The first act of the evening was the compere for the whole night, Alistair Barrie. He had a light easy style and interacted with the audience well along with his pre-prepared material. By chance one of the single women in the front row was sitting next to a single guy and they both "sold energy" one for Eon and one for EDF . They became the centre of attention for a running gag all the way through three spots that Alistair did between the main acts.

After about 20 minutes by Alistair the first act proper was brought on, Rob Rouse. I recognised his face from a couple of shows on BBC3 and he has also appeared as a talking head on one of those "100 greatest something or other" shows.

Rob put a lot of energy into his act which included a fair bit of physical comedy, particularly with his use of expressions. This was great for us being able to see so clearly but the whole room seemed to appreciate his act. After a brief mention of Jacqui Smith and her husband the rest of Rob's routine was about domestic matters and he built up the energy with a long routine about his over-amorous dog embarrassing itself at his mother-in-law's. The routine was perfectly pitched and paced and he really had the room roaring by the end. An excellent start.

Then came an interval of supposedly 15 minutes but it ended up at half an hour before Alistair came back on to do a few more minutes and then introduce the next act. Although the room was getting more lubricated by alcohol it had lost some of the energy Rob had built up so Alistair did well to get us back on track as it were before the second act Andrew Lawrence was brought on.

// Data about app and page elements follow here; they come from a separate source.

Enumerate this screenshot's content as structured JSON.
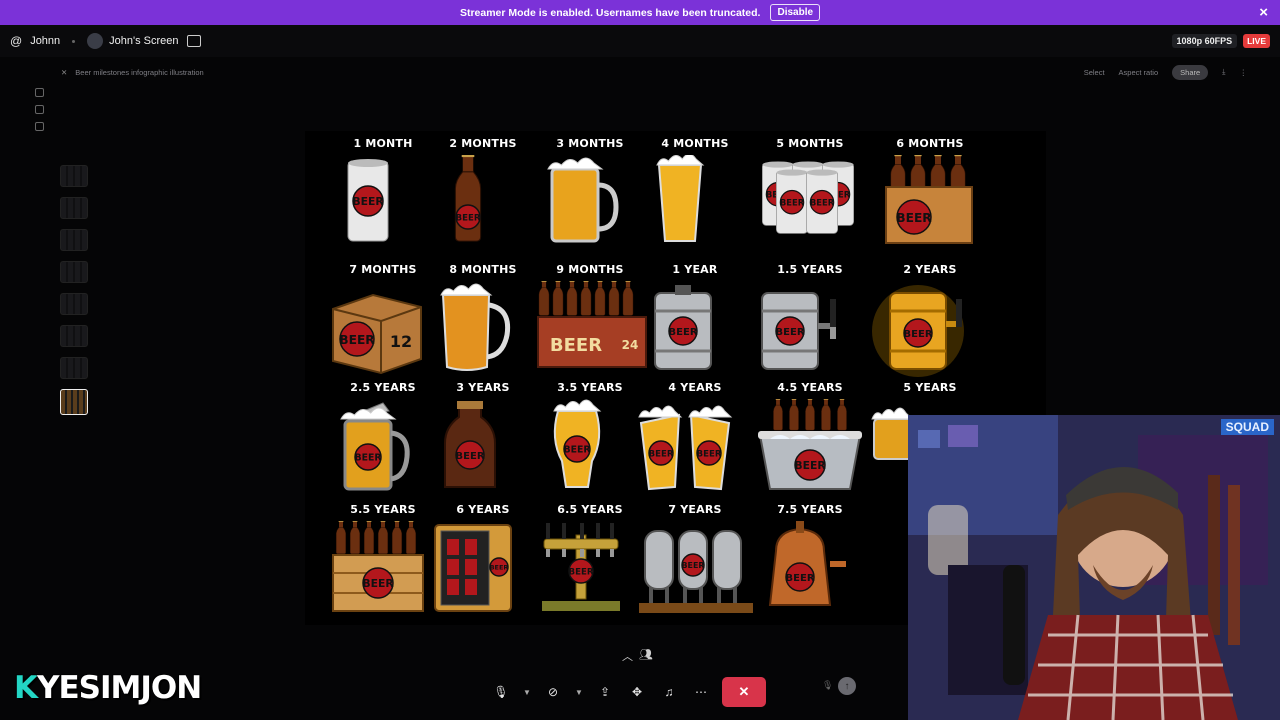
{
  "banner": {
    "message": "Streamer Mode is enabled. Usernames have been truncated.",
    "button": "Disable",
    "close": "×"
  },
  "stream": {
    "user": "Johnn",
    "screen": "John's Screen",
    "quality": "1080p 60FPS",
    "live": "LIVE"
  },
  "app": {
    "title": "Beer milestones infographic illustration",
    "select": "Select",
    "aspect": "Aspect ratio",
    "share": "Share"
  },
  "milestones": [
    {
      "label": "1 MONTH",
      "item": "can"
    },
    {
      "label": "2 MONTHS",
      "item": "bottle"
    },
    {
      "label": "3 MONTHS",
      "item": "mug"
    },
    {
      "label": "4 MONTHS",
      "item": "pint"
    },
    {
      "label": "5 MONTHS",
      "item": "six-cans"
    },
    {
      "label": "6 MONTHS",
      "item": "six-pack"
    },
    {
      "label": "7 MONTHS",
      "item": "box-12"
    },
    {
      "label": "8 MONTHS",
      "item": "pitcher"
    },
    {
      "label": "9 MONTHS",
      "item": "crate-24"
    },
    {
      "label": "1 YEAR",
      "item": "keg"
    },
    {
      "label": "1.5 YEARS",
      "item": "keg-tap"
    },
    {
      "label": "2 YEARS",
      "item": "gold-keg"
    },
    {
      "label": "2.5 YEARS",
      "item": "stein"
    },
    {
      "label": "3 YEARS",
      "item": "growler"
    },
    {
      "label": "3.5 YEARS",
      "item": "tulip"
    },
    {
      "label": "4 YEARS",
      "item": "two-pints"
    },
    {
      "label": "4.5 YEARS",
      "item": "bucket"
    },
    {
      "label": "5 YEARS",
      "item": "partial"
    },
    {
      "label": "5.5 YEARS",
      "item": "wood-crate"
    },
    {
      "label": "6 YEARS",
      "item": "fridge"
    },
    {
      "label": "6.5 YEARS",
      "item": "tap-tower"
    },
    {
      "label": "7 YEARS",
      "item": "brew-tanks"
    },
    {
      "label": "7.5 YEARS",
      "item": "copper-kettle"
    }
  ],
  "badge_text": "BEER",
  "pack12": "12",
  "pack24": "24",
  "webcam": {
    "sign": "SQUAD"
  },
  "watermark": {
    "k": "K",
    "name": "YESIMJON"
  },
  "colors": {
    "banner": "#7b32d8",
    "live": "#e53b3b",
    "end_call": "#d8344a",
    "badge_red": "#b3171c"
  }
}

As you can see from the pictures on his website Andrew Lawrence has an "unconventional" appearance and a lot of his humour is self-deprecation. His voice, but not his style reminded me of the comedian Andy Parsons. He has quite an aggressive delivery and did a few "patter" routines with long streams of invective. They were very clever and an impressive feat of memory but they fell short of being rip-roaring funny and some of the terms he used like "spastic" and "gypsy" were, I felt, needlessly offensive. He did get some shock value and aside from that he had some good lines but overall his performance was a bit hit and miss.

We then had a second interval of about 20 minutes before Alistair came back out for his third spot and then introduced the headline act. Steve Gribbin.

Steve came out with his electric guitar round his neck and it was a surprise to see a more mature comedian when a lot of comedians are late 20s or mid 30s. Given he did some routines about his 15 and 17 year old children being like living with Scooby Do and Mutley I guess he was in his late forties / early fifties.

For a lot of his act Steve played just the first few bars of popular songs like "I'm a believer" but with alternative lyrics that were funny and satirical. The musical comedy equivalent of a one-liner. His targets were mostly political leaders around the world but Michael Barrymore also came in for some amazingly vicious (and funny) treatment, but as Steve said "This isn't telly so I can say what I like, the laws of libel don't apply to live performances". I'm not sure about the laws of slander mind you.

Steve worked the room like a real pro and was clearly enjoying himself , he even managed to work in a song about the "couple" in the front row who sold energy so this was a nice "call-back" right to the beginning of the evening that Alistair had first started.

The show finished just on midnight and the tables were being cleared away for the self-proclaimed cheesy disco as we were leaving.

All in all it was a very good night out and I laughed a lot, which must be the point after all. It's a great venue to see comedy at, especially if you get seats where we did. I will definitely be going back for more stand up shows.

My only criticism of the venue, and I might be showing my age here, is that the music played during the intervals was way too loud, almost painfully so with some tracks. ( Which included, bizarrely, the theme to Black Beauty ). My voice is a little hoarse (no pun intended ) this morning from having to shout to Gareth to be heard above the music.

The tickets were £13 each, which I think is very reasonable for 4 comedians.